Joni Mitchell's latest book denotes the next step in the Joni evolution, and indicates that perhaps those different languages for her—of visual art, poetry, and music—will finally be held in equal regard.
Paul Theroux is among PopMatters' favorite travel writers. In this excerpt of On the Plain of Snakes, wherein he traverses the Mexico/US border, Theroux takes us to the ancient city of Oaxaca, bringing forth the dignity of its Zapotec and Mixtec people.
Solitary confinement; monastic discipline; gender discrimination: In Silence, Jane Brox explores how our circumstances shape our ideals, showing how authority muffles her not so quiet subject.
Like the characters that Umberto Eco captured in his first three novels, those of In the Night Wood are literary obsessives inspired, baffled, or haunted by texts, codes, cryptic nomenclature, dashed off scribbles, pagan mythology, and weird imagery.
By searching with an open heart and writing with frank honesty, John Lingan makes Homeplace an antidote to the divisive anger of today’s America.
Travel of the kind Theroux has spent a lifetime doing would compel anyone to develop patience, a love of solitude and anonymity, a constant alertness, and a resourceful toughness.

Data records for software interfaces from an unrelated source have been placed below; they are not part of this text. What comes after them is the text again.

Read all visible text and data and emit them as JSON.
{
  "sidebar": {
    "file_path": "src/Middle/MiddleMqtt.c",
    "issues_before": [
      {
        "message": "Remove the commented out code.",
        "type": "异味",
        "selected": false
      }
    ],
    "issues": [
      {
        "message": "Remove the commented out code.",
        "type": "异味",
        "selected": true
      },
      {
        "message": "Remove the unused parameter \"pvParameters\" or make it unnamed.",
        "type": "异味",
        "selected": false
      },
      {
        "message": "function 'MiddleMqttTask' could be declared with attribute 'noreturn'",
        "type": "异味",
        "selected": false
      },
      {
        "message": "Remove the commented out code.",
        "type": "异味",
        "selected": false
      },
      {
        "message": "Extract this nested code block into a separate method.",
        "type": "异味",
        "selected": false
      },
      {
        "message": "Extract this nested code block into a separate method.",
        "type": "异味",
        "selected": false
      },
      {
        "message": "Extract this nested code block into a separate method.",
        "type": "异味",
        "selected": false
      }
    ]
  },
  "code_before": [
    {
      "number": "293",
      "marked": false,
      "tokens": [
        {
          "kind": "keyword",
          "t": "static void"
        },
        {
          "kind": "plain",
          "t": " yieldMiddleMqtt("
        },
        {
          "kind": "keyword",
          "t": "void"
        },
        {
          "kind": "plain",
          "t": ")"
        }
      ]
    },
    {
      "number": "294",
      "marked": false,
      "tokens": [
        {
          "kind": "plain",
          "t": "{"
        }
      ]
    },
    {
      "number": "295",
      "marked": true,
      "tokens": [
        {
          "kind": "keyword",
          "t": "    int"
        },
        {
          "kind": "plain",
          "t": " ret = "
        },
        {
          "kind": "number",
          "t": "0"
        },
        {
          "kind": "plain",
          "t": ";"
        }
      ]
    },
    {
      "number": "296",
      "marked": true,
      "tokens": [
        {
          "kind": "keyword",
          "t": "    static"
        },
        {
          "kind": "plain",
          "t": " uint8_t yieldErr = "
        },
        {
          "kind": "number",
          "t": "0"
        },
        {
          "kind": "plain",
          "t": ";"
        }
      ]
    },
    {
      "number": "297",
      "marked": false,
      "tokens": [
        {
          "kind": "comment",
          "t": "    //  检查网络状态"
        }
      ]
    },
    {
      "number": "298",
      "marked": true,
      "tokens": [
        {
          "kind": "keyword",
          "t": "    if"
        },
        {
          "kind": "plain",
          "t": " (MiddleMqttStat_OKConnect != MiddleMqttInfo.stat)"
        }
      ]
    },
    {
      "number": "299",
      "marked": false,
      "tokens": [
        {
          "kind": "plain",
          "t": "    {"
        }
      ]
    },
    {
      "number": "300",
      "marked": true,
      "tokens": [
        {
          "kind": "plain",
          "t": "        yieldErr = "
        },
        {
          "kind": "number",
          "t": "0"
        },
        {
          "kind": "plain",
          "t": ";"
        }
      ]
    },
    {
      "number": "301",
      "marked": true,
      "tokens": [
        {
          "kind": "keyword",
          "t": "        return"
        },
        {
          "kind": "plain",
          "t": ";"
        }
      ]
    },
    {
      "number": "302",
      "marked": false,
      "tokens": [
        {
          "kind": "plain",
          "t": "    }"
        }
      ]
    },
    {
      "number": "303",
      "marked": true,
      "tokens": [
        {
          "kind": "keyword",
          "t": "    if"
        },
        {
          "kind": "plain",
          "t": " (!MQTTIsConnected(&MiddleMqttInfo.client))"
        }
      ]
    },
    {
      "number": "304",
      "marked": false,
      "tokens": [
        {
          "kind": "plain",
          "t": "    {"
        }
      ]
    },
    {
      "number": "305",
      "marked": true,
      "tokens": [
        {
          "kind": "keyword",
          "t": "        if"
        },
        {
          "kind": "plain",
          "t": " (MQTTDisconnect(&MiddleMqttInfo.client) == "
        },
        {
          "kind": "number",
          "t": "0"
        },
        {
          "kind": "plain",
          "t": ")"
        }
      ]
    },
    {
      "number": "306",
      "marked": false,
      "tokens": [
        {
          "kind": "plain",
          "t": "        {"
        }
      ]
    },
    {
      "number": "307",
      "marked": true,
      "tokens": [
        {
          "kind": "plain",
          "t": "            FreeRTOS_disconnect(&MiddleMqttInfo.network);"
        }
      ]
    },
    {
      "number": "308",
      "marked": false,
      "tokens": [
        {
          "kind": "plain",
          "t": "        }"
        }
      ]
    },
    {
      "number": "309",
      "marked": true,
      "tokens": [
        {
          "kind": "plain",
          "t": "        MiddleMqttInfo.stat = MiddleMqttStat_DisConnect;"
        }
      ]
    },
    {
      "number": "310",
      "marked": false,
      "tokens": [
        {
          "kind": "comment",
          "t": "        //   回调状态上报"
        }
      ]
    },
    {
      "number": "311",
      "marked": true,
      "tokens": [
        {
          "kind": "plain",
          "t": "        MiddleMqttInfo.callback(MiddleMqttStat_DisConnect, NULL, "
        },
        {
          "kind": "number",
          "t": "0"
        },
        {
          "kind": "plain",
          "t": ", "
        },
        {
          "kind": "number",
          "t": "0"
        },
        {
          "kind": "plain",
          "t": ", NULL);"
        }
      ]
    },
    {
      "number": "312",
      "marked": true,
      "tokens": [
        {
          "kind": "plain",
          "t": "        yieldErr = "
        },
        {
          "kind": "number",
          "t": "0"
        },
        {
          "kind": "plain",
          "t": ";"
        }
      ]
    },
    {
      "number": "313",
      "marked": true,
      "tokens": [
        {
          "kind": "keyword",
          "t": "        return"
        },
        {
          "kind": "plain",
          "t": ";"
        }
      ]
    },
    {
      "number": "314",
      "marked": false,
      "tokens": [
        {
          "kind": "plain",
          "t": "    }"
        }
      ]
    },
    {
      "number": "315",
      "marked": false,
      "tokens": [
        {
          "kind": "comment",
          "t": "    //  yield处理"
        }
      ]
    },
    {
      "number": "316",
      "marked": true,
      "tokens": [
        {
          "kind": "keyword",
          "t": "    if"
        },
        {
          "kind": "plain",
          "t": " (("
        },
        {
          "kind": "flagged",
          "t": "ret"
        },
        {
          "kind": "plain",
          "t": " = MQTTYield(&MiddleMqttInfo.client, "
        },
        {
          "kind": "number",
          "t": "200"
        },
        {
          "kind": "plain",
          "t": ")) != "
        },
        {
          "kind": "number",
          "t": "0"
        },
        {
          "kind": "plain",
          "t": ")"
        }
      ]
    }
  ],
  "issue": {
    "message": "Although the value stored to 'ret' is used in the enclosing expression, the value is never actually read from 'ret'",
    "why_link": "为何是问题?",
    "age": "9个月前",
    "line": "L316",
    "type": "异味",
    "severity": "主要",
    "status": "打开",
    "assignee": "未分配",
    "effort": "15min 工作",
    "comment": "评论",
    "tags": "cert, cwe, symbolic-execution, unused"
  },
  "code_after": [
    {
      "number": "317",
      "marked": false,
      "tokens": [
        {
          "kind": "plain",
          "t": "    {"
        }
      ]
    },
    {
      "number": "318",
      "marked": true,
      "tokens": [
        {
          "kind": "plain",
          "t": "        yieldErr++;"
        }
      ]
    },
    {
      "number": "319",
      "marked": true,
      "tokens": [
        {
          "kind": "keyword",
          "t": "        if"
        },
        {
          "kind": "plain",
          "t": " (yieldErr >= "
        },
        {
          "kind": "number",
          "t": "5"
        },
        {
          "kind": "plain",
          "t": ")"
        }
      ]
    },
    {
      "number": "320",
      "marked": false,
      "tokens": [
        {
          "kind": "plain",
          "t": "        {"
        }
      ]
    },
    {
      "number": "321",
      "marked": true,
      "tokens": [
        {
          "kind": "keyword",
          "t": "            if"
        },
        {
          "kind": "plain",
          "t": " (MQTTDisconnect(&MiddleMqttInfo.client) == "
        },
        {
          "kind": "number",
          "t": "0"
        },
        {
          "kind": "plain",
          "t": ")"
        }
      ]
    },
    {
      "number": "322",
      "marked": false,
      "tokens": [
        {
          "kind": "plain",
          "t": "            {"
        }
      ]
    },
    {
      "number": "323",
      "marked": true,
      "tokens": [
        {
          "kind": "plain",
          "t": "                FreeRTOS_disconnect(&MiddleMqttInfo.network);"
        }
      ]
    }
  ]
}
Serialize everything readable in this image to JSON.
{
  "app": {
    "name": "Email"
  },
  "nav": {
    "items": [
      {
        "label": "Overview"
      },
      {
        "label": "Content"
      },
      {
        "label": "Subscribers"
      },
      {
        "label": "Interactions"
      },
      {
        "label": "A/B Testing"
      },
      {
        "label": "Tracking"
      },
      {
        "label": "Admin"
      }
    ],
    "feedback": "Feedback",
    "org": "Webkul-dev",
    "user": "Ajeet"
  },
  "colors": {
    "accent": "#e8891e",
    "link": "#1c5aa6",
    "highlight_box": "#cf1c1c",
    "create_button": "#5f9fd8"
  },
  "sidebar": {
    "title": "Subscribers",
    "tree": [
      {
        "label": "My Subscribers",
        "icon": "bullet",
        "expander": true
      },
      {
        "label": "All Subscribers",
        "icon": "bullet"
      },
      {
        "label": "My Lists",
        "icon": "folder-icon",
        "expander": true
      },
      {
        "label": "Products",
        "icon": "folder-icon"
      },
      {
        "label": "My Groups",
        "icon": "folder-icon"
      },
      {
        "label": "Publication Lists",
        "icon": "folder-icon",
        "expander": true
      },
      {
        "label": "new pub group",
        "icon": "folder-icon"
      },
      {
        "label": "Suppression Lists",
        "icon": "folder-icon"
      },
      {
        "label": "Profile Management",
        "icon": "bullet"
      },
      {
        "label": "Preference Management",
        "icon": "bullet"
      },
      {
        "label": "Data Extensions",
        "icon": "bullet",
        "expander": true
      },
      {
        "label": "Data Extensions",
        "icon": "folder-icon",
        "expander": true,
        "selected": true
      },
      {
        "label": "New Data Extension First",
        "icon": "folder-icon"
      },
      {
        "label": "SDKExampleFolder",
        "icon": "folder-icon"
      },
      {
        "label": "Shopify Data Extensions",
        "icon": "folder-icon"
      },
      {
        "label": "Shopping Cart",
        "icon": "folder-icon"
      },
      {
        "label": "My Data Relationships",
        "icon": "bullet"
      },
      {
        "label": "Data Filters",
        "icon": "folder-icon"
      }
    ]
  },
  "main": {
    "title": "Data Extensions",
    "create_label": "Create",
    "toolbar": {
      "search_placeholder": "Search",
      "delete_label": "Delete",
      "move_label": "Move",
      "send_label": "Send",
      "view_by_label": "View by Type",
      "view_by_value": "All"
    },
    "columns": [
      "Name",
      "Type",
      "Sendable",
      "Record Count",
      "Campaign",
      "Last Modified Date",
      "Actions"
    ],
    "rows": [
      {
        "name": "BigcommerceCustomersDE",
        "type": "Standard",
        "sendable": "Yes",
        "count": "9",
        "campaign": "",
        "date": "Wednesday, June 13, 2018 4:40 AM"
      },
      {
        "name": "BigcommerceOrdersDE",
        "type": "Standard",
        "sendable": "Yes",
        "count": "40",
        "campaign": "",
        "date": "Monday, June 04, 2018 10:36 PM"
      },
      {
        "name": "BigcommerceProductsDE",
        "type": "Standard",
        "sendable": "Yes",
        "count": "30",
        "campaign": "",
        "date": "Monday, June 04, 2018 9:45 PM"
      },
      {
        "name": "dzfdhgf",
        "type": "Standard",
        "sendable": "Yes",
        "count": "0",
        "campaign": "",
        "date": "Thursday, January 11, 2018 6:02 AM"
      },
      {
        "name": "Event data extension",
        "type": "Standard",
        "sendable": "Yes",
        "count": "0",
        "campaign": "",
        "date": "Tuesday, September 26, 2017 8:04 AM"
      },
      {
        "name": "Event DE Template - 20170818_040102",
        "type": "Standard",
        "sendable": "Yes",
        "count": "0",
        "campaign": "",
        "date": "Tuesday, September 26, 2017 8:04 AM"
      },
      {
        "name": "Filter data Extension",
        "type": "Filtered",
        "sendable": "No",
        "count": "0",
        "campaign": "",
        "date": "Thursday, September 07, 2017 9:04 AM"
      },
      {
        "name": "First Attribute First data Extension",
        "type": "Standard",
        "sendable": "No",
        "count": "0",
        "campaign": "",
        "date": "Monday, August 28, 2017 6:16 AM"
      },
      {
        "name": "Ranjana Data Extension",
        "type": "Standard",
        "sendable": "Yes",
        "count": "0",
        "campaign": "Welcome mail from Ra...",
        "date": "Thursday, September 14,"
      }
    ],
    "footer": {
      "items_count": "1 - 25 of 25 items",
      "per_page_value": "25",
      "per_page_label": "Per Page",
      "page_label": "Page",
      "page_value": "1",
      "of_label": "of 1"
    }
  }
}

This tale set in Apartheid South Africa aptly demonstrates the contours of political divisiveness, but unfortunately, the characters are flat.